  • George MacDonald's The Princess and the Goblin

    1667 Words  | 4 Pages

    (lesser spirits) are often considered a subclass of fairies and include creatures like gnomes, trolls, and goblins (Rose 200, South 329). George MacDonald in his myth novel, The Princess and the Goblin, draws from many folk sources to bring to life his underworld "goblins." These "goblins" are an amalgamation of various types of little people. MacDonald effectively brings together attributes of goblins, dwarfs and trolls, gnomes and kobolds, and brownies to create a narrative full of tension and

  • George MacDonald's The Princess and the Goblin

    1318 Words  | 3 Pages

    The Princess and the Goblin, George MacDonald has cleverly crafted an underground society populated by a distorted and "ludicrously grotesque" race. Within the body of his tale, he reveals that these people are descended from humans, and did in fact, once upon a time, live upon the surface themselves. Only eons of living separated from fresh air and sunlight have caused them to evolve into the misshapen creatures we meet in this story (MacDonald, 2-4). MacDonald calls the beings goblins, and while

  • George MacDonald's The Princess and the Goblin

    1170 Words  | 3 Pages
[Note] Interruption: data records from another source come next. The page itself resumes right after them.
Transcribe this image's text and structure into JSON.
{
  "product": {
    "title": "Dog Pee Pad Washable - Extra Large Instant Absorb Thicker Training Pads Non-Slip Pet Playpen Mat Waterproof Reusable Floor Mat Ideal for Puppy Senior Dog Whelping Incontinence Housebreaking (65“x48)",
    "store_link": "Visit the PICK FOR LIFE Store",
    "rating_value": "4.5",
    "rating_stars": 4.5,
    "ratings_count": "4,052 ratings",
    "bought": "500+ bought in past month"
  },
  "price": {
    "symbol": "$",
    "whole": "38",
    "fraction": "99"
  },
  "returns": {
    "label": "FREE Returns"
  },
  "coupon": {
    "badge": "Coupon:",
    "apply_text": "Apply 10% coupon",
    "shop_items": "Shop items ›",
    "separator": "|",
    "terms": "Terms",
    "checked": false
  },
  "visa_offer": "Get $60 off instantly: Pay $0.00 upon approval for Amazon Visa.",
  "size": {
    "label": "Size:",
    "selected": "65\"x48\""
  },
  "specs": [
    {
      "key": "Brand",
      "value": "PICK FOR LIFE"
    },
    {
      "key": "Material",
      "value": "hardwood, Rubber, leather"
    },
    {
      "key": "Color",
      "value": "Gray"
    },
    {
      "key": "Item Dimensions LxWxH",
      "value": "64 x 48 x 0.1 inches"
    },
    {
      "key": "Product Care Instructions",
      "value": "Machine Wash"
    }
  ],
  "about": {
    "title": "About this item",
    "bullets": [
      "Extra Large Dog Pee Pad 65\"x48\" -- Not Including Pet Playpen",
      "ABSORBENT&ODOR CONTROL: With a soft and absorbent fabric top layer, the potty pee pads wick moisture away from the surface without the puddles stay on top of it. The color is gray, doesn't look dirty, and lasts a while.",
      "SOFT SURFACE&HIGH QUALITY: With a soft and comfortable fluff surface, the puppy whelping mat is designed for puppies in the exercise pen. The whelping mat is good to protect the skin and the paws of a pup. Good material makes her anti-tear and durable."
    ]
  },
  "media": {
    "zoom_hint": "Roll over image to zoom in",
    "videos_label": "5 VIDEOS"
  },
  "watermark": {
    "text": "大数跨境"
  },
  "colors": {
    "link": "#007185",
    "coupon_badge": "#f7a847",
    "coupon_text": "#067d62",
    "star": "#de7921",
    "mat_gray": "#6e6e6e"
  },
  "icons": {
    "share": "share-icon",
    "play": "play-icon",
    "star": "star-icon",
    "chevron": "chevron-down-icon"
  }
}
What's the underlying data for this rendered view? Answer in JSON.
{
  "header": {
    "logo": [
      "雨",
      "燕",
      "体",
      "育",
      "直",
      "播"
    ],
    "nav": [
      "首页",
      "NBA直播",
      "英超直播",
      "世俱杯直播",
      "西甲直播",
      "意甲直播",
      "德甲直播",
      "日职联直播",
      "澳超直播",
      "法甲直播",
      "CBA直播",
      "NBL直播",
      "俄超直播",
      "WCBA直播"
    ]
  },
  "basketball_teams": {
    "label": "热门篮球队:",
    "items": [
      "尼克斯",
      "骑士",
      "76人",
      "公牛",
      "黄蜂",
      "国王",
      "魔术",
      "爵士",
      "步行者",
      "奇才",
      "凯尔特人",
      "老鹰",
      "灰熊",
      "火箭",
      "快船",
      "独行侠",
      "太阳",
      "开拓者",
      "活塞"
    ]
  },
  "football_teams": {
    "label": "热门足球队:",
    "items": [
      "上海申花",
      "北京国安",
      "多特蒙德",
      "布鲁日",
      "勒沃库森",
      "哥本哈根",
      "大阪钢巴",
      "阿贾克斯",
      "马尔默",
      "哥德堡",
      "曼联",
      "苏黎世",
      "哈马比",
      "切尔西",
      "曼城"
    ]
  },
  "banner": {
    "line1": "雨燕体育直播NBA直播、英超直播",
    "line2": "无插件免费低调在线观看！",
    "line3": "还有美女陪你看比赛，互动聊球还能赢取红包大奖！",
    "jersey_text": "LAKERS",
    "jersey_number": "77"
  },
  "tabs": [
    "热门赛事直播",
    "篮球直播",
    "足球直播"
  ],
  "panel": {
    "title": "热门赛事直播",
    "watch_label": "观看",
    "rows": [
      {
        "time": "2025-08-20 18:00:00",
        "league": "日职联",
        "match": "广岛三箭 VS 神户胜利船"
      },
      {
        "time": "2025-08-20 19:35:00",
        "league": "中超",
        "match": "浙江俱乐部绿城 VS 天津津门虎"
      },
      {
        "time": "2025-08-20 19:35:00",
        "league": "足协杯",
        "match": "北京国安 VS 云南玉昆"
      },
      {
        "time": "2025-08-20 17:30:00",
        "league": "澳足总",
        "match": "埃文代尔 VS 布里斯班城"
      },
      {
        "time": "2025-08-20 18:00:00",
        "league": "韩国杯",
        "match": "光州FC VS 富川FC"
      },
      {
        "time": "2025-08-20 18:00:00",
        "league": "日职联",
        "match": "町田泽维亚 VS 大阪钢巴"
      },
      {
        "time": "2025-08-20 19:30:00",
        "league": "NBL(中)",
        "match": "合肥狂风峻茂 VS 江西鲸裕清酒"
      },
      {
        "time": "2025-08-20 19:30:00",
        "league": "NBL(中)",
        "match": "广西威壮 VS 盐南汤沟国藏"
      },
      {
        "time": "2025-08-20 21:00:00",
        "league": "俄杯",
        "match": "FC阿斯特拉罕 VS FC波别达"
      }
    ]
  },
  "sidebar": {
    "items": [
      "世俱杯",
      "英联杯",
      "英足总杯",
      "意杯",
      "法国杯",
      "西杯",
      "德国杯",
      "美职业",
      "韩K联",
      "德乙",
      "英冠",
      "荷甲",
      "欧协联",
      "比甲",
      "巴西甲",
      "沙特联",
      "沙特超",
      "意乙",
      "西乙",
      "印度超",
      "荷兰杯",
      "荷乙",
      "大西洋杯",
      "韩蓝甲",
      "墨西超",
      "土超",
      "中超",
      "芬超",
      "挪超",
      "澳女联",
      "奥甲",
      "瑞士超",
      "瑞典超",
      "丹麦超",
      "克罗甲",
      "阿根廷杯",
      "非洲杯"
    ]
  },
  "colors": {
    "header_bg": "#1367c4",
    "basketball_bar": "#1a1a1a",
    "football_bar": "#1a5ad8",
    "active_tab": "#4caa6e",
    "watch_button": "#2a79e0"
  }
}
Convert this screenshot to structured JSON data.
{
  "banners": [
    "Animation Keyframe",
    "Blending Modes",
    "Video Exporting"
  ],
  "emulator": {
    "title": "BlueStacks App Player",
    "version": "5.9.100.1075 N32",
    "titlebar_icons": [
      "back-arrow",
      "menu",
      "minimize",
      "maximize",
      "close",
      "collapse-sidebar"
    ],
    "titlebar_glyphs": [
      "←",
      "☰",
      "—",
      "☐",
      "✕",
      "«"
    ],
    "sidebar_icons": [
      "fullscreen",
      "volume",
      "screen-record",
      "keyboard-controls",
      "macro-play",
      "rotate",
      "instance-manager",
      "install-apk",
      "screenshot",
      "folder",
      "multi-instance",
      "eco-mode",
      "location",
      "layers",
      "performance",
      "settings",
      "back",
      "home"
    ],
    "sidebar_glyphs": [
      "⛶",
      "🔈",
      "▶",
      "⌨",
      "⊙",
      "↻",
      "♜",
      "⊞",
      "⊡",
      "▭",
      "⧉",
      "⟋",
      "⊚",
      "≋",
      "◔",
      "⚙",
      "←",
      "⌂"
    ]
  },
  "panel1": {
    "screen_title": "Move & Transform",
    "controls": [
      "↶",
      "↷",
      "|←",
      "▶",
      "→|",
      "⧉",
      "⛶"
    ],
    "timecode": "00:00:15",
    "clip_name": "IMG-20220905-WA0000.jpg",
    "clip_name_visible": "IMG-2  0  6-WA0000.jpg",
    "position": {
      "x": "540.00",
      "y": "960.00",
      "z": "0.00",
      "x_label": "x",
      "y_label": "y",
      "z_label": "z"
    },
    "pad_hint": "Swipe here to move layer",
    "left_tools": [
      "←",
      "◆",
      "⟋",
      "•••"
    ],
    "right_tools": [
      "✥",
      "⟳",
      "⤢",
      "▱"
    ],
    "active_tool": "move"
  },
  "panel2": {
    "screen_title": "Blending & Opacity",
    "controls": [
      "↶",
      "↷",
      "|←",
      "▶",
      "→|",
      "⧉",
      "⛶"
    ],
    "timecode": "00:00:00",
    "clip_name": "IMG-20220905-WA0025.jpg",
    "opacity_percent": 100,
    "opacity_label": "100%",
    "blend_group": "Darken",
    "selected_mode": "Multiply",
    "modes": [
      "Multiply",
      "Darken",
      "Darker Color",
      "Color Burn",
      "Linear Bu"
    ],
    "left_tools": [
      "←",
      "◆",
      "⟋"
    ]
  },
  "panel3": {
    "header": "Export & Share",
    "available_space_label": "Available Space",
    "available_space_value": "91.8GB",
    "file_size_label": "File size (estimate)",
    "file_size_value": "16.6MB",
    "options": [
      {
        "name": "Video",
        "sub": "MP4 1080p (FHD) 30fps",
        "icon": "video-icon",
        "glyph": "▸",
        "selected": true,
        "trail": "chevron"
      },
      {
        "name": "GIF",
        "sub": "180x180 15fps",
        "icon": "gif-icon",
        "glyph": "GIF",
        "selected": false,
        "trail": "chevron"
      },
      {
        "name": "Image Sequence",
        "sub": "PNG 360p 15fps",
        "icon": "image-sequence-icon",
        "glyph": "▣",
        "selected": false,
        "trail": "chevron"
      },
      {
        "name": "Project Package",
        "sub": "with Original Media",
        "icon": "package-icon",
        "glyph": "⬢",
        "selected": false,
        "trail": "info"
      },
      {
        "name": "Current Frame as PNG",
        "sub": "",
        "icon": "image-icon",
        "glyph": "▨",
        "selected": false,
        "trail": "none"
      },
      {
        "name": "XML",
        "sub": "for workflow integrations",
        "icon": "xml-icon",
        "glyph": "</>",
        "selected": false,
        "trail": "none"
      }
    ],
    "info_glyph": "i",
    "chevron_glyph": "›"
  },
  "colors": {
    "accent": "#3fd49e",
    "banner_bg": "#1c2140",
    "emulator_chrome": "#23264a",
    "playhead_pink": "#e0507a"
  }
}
    deity since the beginning of time. Not only is the moon a feminine principle, it is also a symbol of transformation due to its own monthly cycle of change. With this in mind, it is clear upon a close reading of The Princess and the Goblin by George MacDonald that the grandmother figure is a personification of the moon, and as such is a catalyzing agent for Irene's maturation and transformation through the course of the novel. Taking this a step further, the elder Irene contains the threefold aspect of

  • The NWMP: Development of Early Canadian Law Enforcement

    882 Words  | 2 Pages

    the "ultimate expression of the federal government’s control over policing" (Johnson & Griffiths: 1991, 29). The North-West Mounted Police (NWMP), predecessors of the Royal Canadian Mounted Police (RCMP) were created by the government of John A. MacDonald to police the prairies. Prior to the development of the NWMP, the only form of law enforcement came from employees of the Hudson Bay Company who had established their own penal code. The purpose of the NWMP was "to protect the ‘Indians’ from Americans